(Beginning of Provided entries)
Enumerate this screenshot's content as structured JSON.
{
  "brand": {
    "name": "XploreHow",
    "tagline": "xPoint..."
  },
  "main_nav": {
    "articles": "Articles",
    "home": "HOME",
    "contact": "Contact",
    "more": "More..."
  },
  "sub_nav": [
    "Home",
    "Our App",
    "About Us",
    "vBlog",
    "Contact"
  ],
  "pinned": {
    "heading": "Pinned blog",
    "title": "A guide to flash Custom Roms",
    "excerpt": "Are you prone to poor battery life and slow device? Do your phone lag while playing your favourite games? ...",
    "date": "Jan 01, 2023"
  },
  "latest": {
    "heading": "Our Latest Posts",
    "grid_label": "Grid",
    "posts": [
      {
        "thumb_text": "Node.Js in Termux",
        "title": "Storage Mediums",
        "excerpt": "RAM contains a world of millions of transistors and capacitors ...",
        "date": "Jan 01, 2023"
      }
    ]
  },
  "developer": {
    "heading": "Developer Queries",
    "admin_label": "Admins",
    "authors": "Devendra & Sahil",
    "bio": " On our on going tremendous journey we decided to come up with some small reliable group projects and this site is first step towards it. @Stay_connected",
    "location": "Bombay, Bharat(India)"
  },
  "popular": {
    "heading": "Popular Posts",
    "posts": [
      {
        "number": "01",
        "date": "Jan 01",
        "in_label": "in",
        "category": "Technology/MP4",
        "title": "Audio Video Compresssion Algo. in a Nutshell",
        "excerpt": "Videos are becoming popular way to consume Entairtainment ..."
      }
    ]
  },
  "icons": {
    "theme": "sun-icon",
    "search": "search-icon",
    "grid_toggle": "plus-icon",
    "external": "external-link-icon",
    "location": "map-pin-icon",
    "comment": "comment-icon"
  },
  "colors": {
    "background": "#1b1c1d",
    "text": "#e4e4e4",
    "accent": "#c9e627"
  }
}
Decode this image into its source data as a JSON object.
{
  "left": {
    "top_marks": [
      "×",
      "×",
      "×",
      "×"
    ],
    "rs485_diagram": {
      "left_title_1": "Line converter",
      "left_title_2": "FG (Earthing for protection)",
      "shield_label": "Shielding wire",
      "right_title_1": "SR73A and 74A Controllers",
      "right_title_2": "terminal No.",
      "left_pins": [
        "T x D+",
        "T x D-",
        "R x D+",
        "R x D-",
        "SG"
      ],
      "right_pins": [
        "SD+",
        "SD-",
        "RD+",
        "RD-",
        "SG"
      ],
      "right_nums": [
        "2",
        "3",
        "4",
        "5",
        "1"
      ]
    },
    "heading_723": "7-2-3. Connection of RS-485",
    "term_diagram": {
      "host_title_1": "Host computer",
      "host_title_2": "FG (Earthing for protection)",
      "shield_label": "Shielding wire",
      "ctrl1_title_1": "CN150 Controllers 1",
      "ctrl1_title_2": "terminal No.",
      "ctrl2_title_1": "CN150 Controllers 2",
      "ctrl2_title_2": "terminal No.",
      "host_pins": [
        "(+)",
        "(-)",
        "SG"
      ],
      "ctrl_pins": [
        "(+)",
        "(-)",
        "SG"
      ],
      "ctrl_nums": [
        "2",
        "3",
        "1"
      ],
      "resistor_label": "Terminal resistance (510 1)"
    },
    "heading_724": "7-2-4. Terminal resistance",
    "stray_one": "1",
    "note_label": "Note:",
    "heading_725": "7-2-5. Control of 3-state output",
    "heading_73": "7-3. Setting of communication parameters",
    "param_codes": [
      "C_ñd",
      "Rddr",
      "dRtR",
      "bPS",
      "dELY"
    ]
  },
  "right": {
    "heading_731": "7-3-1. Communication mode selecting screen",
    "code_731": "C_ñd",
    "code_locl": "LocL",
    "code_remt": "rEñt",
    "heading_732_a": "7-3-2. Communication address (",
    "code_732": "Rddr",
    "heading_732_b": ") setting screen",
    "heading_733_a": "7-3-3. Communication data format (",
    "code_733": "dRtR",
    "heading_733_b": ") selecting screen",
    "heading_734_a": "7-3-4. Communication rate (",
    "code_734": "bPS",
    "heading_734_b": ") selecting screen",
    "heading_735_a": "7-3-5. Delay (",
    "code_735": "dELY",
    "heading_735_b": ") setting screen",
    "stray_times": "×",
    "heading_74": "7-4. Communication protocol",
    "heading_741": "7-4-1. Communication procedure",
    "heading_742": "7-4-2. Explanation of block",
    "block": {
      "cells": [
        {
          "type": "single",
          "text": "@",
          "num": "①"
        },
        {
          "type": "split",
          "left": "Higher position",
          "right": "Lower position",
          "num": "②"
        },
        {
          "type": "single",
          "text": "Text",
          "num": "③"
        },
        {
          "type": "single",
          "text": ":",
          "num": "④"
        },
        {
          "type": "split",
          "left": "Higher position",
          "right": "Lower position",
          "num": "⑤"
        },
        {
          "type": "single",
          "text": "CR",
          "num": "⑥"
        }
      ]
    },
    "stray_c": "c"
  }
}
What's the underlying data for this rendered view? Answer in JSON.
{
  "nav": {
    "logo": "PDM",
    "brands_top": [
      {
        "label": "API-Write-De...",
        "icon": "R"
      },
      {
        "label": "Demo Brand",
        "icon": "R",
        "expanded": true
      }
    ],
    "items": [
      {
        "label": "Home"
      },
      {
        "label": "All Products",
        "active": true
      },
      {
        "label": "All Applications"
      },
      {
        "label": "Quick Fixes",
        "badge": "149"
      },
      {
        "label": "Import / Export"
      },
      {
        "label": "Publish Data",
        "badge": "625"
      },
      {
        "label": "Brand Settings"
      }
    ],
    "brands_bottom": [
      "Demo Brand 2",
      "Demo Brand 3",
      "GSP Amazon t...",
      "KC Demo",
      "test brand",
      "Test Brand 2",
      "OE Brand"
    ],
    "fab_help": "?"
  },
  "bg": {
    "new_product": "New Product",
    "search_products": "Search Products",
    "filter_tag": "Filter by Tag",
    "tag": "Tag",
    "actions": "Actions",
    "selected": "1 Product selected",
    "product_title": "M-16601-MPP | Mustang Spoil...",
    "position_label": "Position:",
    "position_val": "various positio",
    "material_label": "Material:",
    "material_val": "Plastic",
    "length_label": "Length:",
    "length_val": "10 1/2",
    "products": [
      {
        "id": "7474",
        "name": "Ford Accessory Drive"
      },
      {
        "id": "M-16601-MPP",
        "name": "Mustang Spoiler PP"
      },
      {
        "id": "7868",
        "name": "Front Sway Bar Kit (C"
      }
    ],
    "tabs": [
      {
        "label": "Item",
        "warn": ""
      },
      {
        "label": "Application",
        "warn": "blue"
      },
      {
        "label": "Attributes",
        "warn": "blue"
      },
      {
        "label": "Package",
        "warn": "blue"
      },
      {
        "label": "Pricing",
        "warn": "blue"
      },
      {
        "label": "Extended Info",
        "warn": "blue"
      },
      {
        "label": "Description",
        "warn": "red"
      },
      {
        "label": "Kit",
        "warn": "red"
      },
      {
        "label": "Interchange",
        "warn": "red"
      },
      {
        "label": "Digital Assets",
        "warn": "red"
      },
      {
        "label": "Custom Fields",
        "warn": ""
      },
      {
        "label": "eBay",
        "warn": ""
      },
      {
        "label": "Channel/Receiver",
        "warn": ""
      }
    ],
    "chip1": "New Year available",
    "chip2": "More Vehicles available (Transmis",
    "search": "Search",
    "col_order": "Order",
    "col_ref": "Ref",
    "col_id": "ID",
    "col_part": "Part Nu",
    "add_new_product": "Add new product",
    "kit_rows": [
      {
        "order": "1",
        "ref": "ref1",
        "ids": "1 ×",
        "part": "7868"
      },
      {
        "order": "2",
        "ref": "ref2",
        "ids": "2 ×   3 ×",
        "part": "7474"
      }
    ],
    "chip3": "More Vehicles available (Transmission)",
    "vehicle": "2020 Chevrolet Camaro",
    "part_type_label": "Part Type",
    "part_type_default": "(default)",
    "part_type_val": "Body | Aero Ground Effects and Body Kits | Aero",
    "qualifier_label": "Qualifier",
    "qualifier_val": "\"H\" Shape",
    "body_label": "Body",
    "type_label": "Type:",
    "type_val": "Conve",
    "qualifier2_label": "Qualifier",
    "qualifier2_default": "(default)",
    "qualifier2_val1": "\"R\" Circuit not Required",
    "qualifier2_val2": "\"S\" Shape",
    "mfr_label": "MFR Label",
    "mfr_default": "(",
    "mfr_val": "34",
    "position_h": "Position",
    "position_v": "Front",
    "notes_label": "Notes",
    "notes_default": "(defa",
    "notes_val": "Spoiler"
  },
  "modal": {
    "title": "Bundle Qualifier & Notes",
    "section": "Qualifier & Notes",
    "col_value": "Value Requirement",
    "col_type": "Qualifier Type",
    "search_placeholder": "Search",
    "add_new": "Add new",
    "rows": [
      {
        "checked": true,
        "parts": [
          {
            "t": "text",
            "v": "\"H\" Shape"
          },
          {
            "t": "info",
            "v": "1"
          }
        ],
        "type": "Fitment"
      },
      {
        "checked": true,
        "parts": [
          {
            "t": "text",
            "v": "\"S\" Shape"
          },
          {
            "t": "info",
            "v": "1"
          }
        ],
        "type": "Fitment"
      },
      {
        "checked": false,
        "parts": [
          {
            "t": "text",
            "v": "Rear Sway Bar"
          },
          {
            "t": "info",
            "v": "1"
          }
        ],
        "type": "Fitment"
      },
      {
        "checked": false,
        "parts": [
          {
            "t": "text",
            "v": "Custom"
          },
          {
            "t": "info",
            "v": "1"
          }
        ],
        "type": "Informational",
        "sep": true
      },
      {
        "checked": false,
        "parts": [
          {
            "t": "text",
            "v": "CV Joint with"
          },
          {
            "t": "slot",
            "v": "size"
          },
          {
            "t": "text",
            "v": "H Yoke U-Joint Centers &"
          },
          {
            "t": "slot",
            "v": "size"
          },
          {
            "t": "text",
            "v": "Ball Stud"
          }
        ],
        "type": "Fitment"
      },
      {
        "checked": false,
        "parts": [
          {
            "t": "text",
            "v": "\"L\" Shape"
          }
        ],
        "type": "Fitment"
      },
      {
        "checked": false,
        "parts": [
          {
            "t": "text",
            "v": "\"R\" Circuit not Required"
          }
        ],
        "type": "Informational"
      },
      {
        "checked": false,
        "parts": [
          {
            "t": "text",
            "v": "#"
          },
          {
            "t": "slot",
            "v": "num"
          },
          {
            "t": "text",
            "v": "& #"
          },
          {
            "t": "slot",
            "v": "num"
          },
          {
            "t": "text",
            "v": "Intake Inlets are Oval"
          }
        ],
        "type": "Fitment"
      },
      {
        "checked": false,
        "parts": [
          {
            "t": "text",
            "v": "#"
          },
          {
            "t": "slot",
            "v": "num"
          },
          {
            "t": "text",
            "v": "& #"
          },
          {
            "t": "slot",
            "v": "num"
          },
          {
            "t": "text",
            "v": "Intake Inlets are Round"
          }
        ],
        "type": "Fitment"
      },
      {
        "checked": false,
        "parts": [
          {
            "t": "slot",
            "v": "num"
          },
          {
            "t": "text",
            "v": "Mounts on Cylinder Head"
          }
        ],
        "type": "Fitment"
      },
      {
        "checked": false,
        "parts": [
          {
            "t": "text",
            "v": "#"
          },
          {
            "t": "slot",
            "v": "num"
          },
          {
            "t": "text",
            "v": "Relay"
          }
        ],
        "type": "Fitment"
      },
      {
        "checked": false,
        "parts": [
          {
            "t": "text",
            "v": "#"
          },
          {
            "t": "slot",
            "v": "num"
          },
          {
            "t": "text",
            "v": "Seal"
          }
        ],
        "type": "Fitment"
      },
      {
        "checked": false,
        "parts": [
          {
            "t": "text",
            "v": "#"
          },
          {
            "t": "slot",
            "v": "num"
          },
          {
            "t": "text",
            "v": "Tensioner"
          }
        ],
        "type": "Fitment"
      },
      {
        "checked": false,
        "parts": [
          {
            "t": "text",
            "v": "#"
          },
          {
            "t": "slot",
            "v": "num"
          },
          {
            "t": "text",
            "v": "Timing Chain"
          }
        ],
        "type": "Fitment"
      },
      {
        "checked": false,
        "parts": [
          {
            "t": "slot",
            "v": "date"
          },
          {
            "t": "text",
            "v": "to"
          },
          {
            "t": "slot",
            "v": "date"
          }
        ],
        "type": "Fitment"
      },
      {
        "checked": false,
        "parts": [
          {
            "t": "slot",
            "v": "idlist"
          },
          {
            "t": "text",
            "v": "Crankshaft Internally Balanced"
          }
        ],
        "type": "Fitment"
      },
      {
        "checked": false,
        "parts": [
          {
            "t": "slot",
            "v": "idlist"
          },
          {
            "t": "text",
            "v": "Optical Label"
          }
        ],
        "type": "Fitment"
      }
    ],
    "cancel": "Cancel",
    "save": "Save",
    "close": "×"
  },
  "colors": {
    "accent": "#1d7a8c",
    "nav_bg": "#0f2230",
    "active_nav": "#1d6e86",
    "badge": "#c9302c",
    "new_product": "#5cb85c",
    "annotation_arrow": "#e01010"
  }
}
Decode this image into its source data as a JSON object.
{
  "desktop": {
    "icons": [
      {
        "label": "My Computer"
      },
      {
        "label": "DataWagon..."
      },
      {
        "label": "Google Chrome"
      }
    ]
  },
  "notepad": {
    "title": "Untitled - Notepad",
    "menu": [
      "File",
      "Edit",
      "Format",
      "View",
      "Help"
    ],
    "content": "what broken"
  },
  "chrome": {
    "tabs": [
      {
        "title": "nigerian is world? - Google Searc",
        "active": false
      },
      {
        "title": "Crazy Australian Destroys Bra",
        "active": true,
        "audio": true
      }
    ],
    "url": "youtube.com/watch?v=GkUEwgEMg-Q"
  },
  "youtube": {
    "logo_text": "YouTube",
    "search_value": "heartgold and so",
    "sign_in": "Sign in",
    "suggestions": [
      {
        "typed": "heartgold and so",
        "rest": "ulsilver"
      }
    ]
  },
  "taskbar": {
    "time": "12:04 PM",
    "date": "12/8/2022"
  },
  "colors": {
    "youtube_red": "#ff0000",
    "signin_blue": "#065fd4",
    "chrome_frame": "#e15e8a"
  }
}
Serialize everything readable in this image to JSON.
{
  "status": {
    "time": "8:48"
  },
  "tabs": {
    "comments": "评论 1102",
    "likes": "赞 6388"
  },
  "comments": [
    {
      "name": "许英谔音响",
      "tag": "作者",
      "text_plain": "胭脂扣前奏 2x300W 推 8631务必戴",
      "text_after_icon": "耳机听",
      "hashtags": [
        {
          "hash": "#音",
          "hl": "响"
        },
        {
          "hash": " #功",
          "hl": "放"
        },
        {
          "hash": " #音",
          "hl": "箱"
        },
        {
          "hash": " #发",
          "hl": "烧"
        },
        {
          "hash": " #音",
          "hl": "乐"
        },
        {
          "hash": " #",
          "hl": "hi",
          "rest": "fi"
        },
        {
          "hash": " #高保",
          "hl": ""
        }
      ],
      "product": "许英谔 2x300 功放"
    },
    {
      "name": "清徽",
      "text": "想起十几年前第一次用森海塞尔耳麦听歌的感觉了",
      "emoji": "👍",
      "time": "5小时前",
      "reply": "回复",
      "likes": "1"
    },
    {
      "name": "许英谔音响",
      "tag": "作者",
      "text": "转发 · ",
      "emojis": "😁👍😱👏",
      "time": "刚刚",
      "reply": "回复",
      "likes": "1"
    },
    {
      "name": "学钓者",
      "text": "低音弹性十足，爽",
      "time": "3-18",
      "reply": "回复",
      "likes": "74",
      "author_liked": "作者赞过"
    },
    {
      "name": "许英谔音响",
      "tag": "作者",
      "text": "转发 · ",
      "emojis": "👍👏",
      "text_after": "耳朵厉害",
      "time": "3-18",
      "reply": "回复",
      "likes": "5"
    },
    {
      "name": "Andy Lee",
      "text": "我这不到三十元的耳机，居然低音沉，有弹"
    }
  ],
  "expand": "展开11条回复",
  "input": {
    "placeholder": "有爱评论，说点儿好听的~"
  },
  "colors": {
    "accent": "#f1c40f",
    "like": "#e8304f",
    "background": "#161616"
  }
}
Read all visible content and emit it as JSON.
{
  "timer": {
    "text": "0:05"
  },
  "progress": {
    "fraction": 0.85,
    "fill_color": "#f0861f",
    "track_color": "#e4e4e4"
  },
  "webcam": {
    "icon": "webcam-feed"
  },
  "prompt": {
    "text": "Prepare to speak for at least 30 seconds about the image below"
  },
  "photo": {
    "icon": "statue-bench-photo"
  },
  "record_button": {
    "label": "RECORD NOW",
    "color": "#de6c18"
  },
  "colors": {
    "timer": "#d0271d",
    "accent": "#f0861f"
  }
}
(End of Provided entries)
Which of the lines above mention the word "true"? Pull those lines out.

### Solution to this exercise
        "expanded": true
        "active": true
        "checked": true,
        "checked": true,
        "sep": true
        "active": true,
        "audio": true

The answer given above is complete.